PROBLEM DETAILS >> Give the records again word for word. Leave every picture out.

EXCERPTED DATA >>
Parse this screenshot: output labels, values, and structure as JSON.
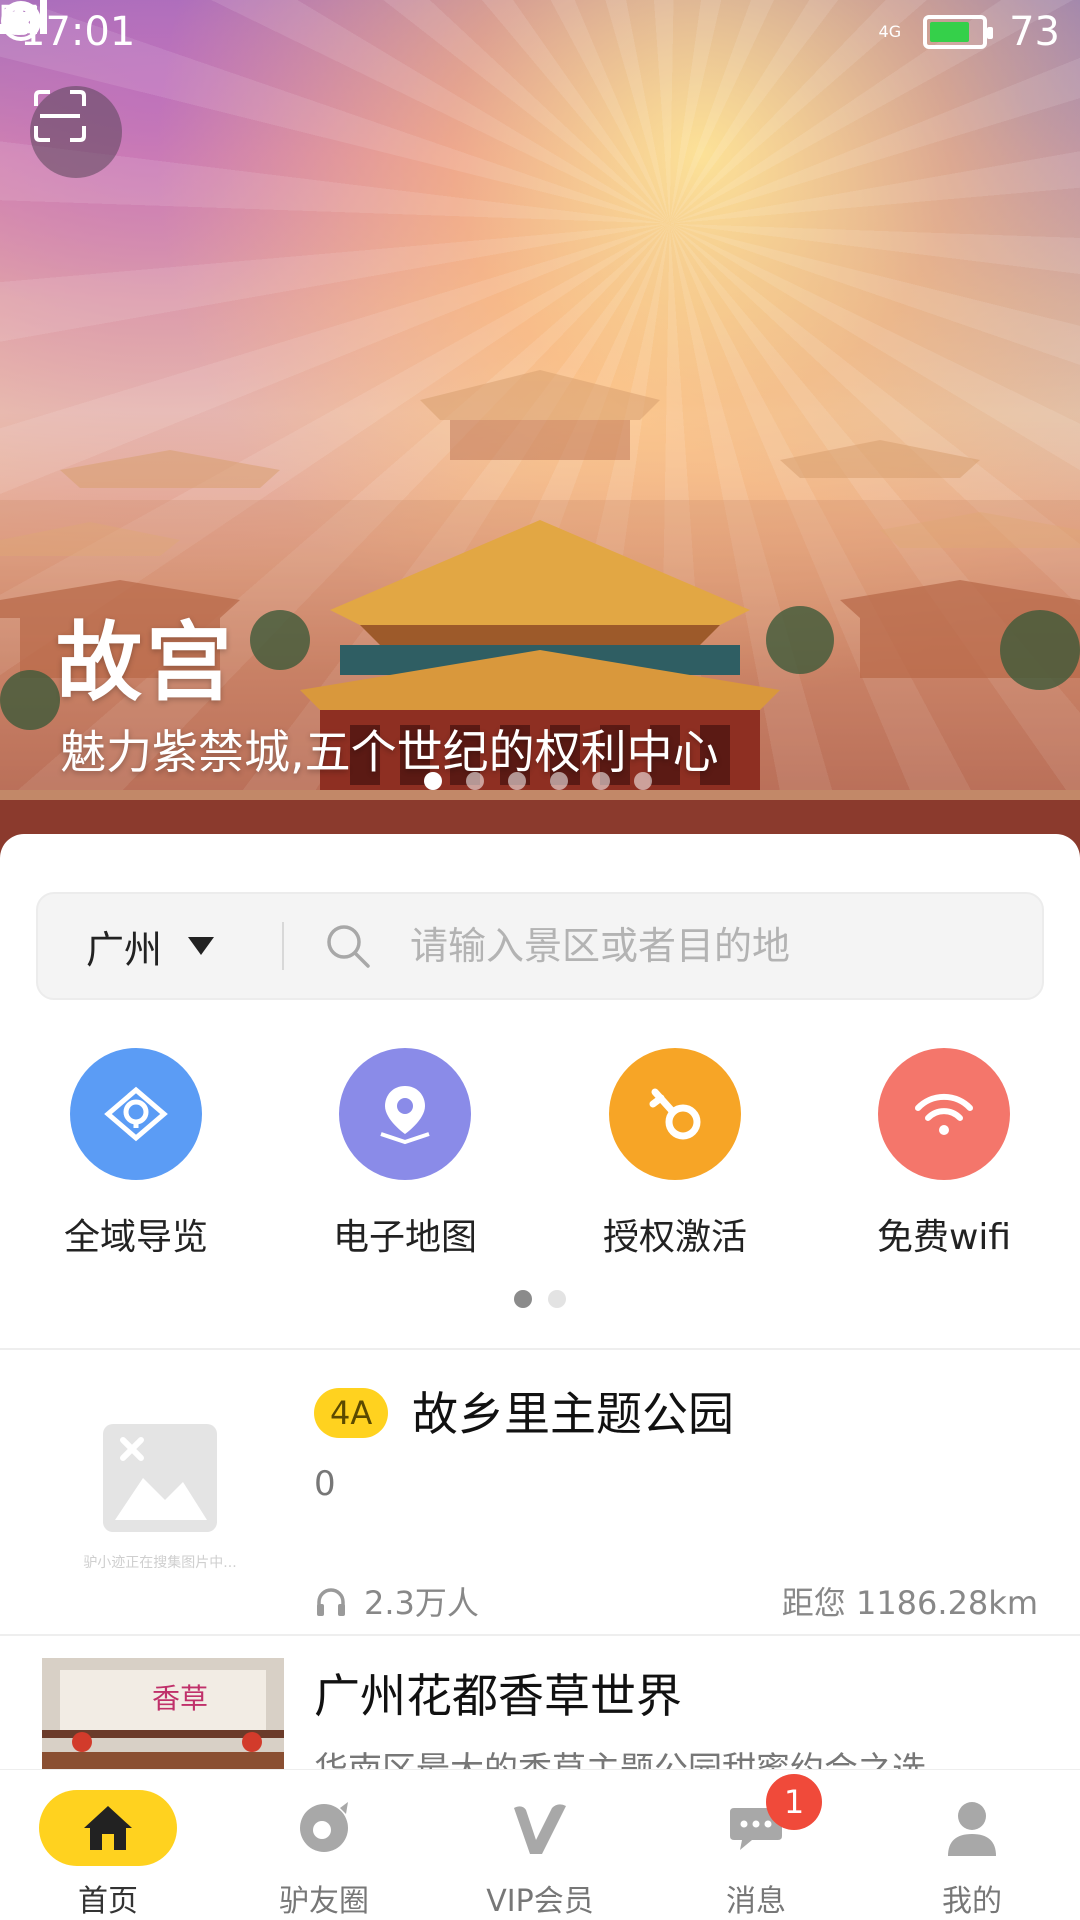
{
  "status_bar": {
    "time": "17:01",
    "battery_percent": "73",
    "network_label": "4G",
    "battery_color": "#35d04a"
  },
  "hero": {
    "title": "故宫",
    "subtitle": "魅力紫禁城,五个世纪的权利中心",
    "slide_count": 6,
    "active_slide": 1
  },
  "search": {
    "city": "广州",
    "placeholder": "请输入景区或者目的地"
  },
  "features": [
    {
      "label": "全域导览",
      "icon": "guide-icon",
      "color": "#5b9cf5"
    },
    {
      "label": "电子地图",
      "icon": "map-pin-icon",
      "color": "#8a8be8"
    },
    {
      "label": "授权激活",
      "icon": "key-icon",
      "color": "#f7a526"
    },
    {
      "label": "免费wifi",
      "icon": "wifi-icon",
      "color": "#f4766b"
    }
  ],
  "feature_pages": {
    "count": 2,
    "active": 1
  },
  "list": [
    {
      "badge": "4A",
      "title": "故乡里主题公园",
      "desc": "0",
      "thumb_caption": "驴小迹正在搜集图片中...",
      "listeners": "2.3万人",
      "distance": "距您 1186.28km"
    },
    {
      "title": "广州花都香草世界",
      "desc": "华南区最大的香草主题公园甜蜜约会之选——"
    }
  ],
  "bottom_nav": [
    {
      "label": "首页",
      "icon": "home-icon",
      "active": true
    },
    {
      "label": "驴友圈",
      "icon": "circle-icon"
    },
    {
      "label": "VIP会员",
      "icon": "vip-icon"
    },
    {
      "label": "消息",
      "icon": "message-icon",
      "badge": "1"
    },
    {
      "label": "我的",
      "icon": "profile-icon"
    }
  ],
  "colors": {
    "accent": "#ffd21f",
    "badge_red": "#f04a3a"
  }
}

OUTPUT FOR THIS TASK >>
Parse this screenshot: output labels, values, and structure as JSON.
{
  "status_bar": {
    "time": "17:01",
    "battery_percent": "73",
    "network_label": "4G",
    "battery_color": "#35d04a"
  },
  "hero": {
    "title": "故宫",
    "subtitle": "魅力紫禁城,五个世纪的权利中心",
    "slide_count": 6,
    "active_slide": 1
  },
  "search": {
    "city": "广州",
    "placeholder": "请输入景区或者目的地"
  },
  "features": [
    {
      "label": "全域导览",
      "icon": "guide-icon",
      "color": "#5b9cf5"
    },
    {
      "label": "电子地图",
      "icon": "map-pin-icon",
      "color": "#8a8be8"
    },
    {
      "label": "授权激活",
      "icon": "key-icon",
      "color": "#f7a526"
    },
    {
      "label": "免费wifi",
      "icon": "wifi-icon",
      "color": "#f4766b"
    }
  ],
  "feature_pages": {
    "count": 2,
    "active": 1
  },
  "list": [
    {
      "badge": "4A",
      "title": "故乡里主题公园",
      "desc": "0",
      "thumb_caption": "驴小迹正在搜集图片中...",
      "listeners": "2.3万人",
      "distance": "距您 1186.28km"
    },
    {
      "title": "广州花都香草世界",
      "desc": "华南区最大的香草主题公园甜蜜约会之选——"
    }
  ],
  "bottom_nav": [
    {
      "label": "首页",
      "icon": "home-icon",
      "active": true
    },
    {
      "label": "驴友圈",
      "icon": "circle-icon"
    },
    {
      "label": "VIP会员",
      "icon": "vip-icon"
    },
    {
      "label": "消息",
      "icon": "message-icon",
      "badge": "1"
    },
    {
      "label": "我的",
      "icon": "profile-icon"
    }
  ],
  "colors": {
    "accent": "#ffd21f",
    "badge_red": "#f04a3a"
  }
}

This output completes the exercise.